Just make sure you watch it all the way to the… More »
LCD Soundsystem: Not breaking up. (Maybe.) More »
One of the great things about LCD Soundsystem is the hay they make with stuff we already know, or think we do. So it stands to reason that “Big Ideas,” LCD’s new single from the soundtrack of the Vegas movie 21, is something of an homage to a well-known dance classic by a group LCD can’t seem to stop making reference to. Still, we couldn’t help thinking the video’s set reminded us of a different, yet equally classic, dance-music video, as you can see below.
Soulja Boy! He’s popular. Well, he sells singles. Not so much albums. But a lot of singles! So many singles. And YouTube hits. He attracts the YouTube hits. All related to a dance. A dance you may have heard, seen, or tried to do yourself! You’d think at this point there’s not a single thing left to be said about Soulja Boy and the mini-trend of choreographed toe-tapping that he’s sparked among aspiring popular musicians, one that’s profitable for labels for the moment but not a particularly safe long term bet for reversing dipping sales. And you’d be right! Yet that fact has not stopped the Wall Street Journal from devoting many hundreds of words to recapping the tale of Soulja Boy. He’s divisive! He’s reopened the generation gap! He’s given MC Hammer a reason to go on! And yet despite its rehashery, the WSJ‘s story does raise one important, semi-new, mostly implied question: Would rock bands be improved by their own dance routines? Is there room in indie for cranking that James Murphy?
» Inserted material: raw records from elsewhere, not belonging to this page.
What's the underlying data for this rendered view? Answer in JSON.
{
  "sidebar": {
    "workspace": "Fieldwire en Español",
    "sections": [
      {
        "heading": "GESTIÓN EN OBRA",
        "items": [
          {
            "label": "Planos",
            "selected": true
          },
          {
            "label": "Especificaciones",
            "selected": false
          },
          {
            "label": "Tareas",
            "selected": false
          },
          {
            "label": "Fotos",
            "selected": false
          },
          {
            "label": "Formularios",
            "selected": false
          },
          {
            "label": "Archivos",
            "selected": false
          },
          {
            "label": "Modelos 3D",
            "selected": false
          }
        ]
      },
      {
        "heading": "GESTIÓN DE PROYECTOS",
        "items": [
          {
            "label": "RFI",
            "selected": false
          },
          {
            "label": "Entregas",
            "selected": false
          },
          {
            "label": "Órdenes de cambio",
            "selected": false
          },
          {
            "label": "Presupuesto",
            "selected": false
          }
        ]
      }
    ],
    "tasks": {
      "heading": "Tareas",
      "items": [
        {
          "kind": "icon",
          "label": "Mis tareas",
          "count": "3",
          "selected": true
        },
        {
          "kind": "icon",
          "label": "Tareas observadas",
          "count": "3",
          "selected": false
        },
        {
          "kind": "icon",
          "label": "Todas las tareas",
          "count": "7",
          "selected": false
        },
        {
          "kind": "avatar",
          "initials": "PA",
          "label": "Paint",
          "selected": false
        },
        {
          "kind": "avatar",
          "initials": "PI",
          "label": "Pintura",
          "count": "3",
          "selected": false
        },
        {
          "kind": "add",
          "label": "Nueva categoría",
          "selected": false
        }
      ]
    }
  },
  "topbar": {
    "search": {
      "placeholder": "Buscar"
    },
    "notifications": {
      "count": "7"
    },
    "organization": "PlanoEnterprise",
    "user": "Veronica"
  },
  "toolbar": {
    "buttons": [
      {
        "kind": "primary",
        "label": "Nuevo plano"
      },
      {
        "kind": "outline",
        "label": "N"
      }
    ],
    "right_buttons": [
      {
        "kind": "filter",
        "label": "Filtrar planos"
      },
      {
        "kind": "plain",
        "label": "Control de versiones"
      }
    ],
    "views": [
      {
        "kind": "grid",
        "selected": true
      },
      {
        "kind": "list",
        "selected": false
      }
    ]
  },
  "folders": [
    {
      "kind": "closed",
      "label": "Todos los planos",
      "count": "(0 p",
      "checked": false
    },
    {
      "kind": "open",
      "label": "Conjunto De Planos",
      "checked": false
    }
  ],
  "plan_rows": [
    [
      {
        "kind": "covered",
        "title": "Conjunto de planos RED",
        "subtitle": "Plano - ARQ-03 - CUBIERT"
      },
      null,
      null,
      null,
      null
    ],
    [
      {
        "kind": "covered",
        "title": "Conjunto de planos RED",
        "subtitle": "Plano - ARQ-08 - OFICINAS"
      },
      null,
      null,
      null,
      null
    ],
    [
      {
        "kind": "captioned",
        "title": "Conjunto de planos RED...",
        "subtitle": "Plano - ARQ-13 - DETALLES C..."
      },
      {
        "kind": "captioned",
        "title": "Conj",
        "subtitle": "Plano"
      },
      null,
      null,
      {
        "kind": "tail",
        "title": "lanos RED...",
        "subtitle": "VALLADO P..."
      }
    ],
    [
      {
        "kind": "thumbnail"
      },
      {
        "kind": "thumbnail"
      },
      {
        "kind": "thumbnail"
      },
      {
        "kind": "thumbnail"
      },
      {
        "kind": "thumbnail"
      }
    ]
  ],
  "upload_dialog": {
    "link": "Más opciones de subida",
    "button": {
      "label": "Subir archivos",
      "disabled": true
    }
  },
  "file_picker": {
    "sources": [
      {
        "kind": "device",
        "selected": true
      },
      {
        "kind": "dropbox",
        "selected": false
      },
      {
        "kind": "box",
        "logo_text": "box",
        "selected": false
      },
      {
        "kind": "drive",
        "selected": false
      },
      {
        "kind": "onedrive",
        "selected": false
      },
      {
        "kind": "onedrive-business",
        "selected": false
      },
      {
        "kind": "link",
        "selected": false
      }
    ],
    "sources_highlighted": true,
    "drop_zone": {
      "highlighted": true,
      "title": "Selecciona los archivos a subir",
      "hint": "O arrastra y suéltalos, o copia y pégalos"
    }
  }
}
Well, that’s it. Tag it and bag it. Unless I happen to notice a late-breaking entry from the Burlington Community Times tomorrow while getting my coffee, the publication of the Village Voice‘s Pazz And Jop poll marks the last of 2007’s year-end lists, headed up by LCD Soundsystem (album) and Amy Winehouse (singles). Now let us never speak of either again.
THE GOOD: 2007 is over! Also Feist and Wilco were both kept out of the albums Top 10, plus an honestly surprising, kinda heartening Winehouse-over-Rihanna singles upset, if only by 4 mentions. (And even if No. 2 Rihanna spanked No. 3 “All My Friends” by a whopping 32 mentions.)
THE BAD: As with the Idolator Pop Critics Poll, Peter Bjorn and John earn a Top 10 placing on the singles list despite the evil “Young Folks” first whistling its way into our lives in 2006. Damned twee Swedes.
THE WHAAAA? Radiohead beats M.I.A. to the No. 2 albums spot despite an equal number of points, thanks to four more ballot mentions that break the tie. Not quite fraud at the polls, but clearly the electoral college is not the only voting system that needs reforming.
As part of Idolator’s continuing effort to geekily analyze every music chart known to man, we present a new edition of Project X, in which Jackin’ Pop editor Michaelangelo Matos breaks down rankings from every genre imaginable. After the click-through, he [hilariously] examines the results of the Idolator Pop Critics Poll Tracks Top 10 with some special help:
By now you’ve seen the critics’ lists of the year’s best music. But what about the folks who really count–the people? In interest of fairness and balance, I’ve decided to take the critics’ choices to some regular folks. That’s right: it’s time once again for this column to exploit my family.